Nov. 9, 2018

National First-Generation College Celebration Week Batten Style

Thomas Jefferson, the University of Virginia’s benevolent founder, believed education was a right—but just as freedom did not extend to all in 18th century America, he was also aware that education was available for only a select few. Much has changed since then, but for some and even many the university experience remains a daunting one—especially for first-generation students.

In celebration of “National First-Generation College Celebration Week,” the Frank Batten School of Leadership and Public Policy, along with the broader UVA community, is recognizing its first-gen students, the challenges they face, and bringing awareness to the resources available to them.

Today, UVA has more than 1,500 students who are “first-gen.” President Jim Ryan, himself a first-gen student, has spoken about the “immense value” that first-gen UVA faculty, staff, and students bring to the University community. For first-gen students, access to higher education is not always a given, nor is the knowledge of how to gain that access. It’s called the Ivory Tower for a reason.

On Thursday morning, Nov. 8, students, faculty, and staff gathered in the Great Hall to share their experiences as first-generation students, and to discuss ideas for how the Batten School can better serve this community. Jeff Chidester, executive director of external affairs, led a lively discussion where participants spoke openly and candidly about the obstacles they have faced and continue to face as first-gen students. Just as there is a range of barriers first-gen students encounter before and during their higher ed experience, there is also a range of first-gen experiences.

“I feel like being black and also being first-gen is oftentimes the greatest challenge because when you’re black you expect everyone to be in the same position as you but coming to UVA that’s not the case,” said Nia Augustine, a second-year UVA student and intern with the Office of the Dean of Students who hopes to pursue a Master’s of Public Policy (MPP) degree at Batten. “When you talk about your finances—which is not shared with everyone—then you feel like you’re alienated even more in that community. I realized as well that being first-gen isn’t one specific identity to represent someone that is first-gen.”

And she’s right. A defining first-gen identity does not exist. First-generation students come from different backgrounds, and in some cases, different countries and cultures. That is their strength and also their immense value, as Pres. Ryan emphasized.  

But being a first-gen student is not so easy, as the discussion revealed. Many students, such as Ben Teese (MPP ’20), have incurred large amounts of debt as a result of poor advice and a lack of understanding about the higher education system and its immense costs.

Teese, who hails from northwest Virginia, grew up with parents who did not have college degrees and as a result did not know how to guide him in his college application process. Nor did they have the means to fund it.

Teese’s story is reminiscent of an all too familiar narrative, but one that is a stark reality for many first-gen students who not only struggle to find financial support but any support for that matter.

For Teese, finding a mentor was a game-changer. This was true of other participants, in particular, Shaka Sydnor, assistant dean in the Division of Student Affairs.

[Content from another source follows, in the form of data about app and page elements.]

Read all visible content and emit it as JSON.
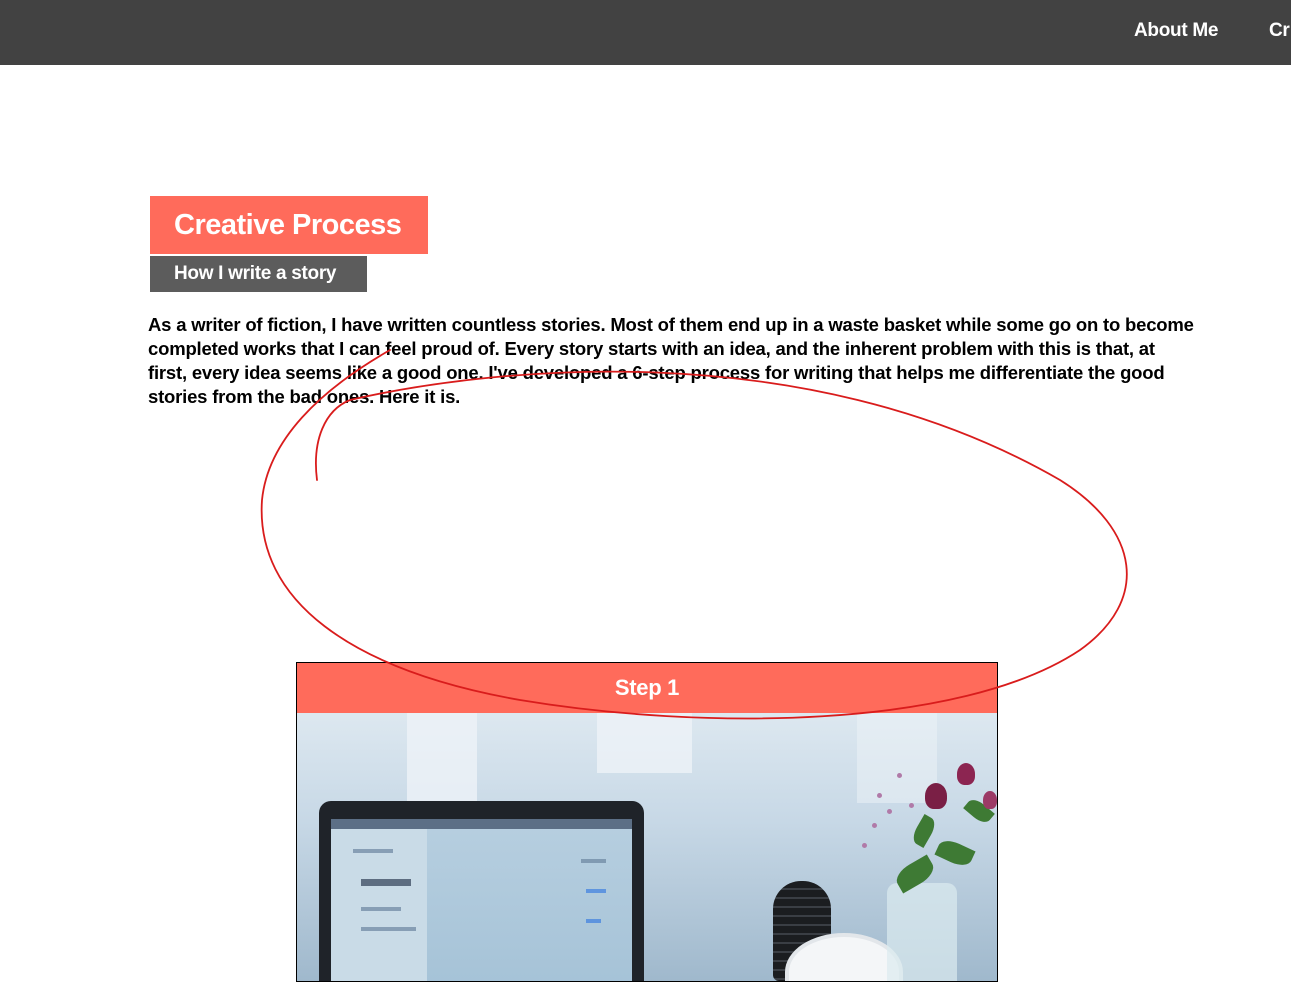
{
  "nav": {
    "items": [
      {
        "label": "About Me"
      },
      {
        "label": "Cr"
      }
    ]
  },
  "hero": {
    "title": "Creative Process",
    "subtitle": "How I write a story"
  },
  "intro": {
    "text": "As a writer of fiction, I have written countless stories. Most of them end up in a waste basket while some go on to become completed works that I can feel proud of. Every story starts with an idea, and the inherent problem with this is that, at first, every idea seems like a good one. I've developed a 6-step process for writing that helps me differentiate the good stories from the bad ones. Here it is."
  },
  "steps": [
    {
      "label": "Step 1",
      "image": "workspace-laptop-photo"
    }
  ],
  "colors": {
    "topbar": "#424242",
    "accent": "#ff6b5b",
    "subtitle_bg": "#5c5c5c",
    "annotation": "#d91c1c"
  }
}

“When I was a sophomore in high school my Dad, who had been a bus driver for thirty years, was diagnosed with prostate cancer. I ended up working at McDonald’s—almost 30 hours a week to help with bills which made my studies take a serious dip during my junior year resulting in me failing two classes,” he said. “But then there was this coach who for whatever reason, took me aside and said I needed to refocus on my academics so that I could ‘get out’ and pushed me to look into college.”

For many first-gen students, having just one person guide them, point them in the right direction, and more importantly believe in them made their first-gen experience less daunting. While mentors are crucial to the first-gen experience they cannot ease the financial or social pressure that many first-gen students struggle against.

“There’s both financial and the social capital that many of us lack,” said Molly Martin (MPP ’19). Martin, who received her bachelor’s from the University of Michigan, pointed out how there is a huge social factor in being a first-gen student which makes it hard to connect with others. “You can feel prepared academically—especially if you are determined and bright,” said Martin, who viewed academic excellence as a bastion against home life. “But you can feel like you’re lacking socially which makes it very hard to find a common ground with other students.”

As the discussion concluded and the coffee buzzes began to wane, there was a sense of possibility amongst the first-gen participants, who all agreed there needs to be more conversation and transparency about being a first-gen student at UVA. In particular, the group discussed concrete, proactive steps that can be taken to optimize the support given to first-gen students at the Batten School. Keeping in mind this is a determined group of individuals, one can expect more first-gen events and dialogue at Batten and across Grounds. Until then.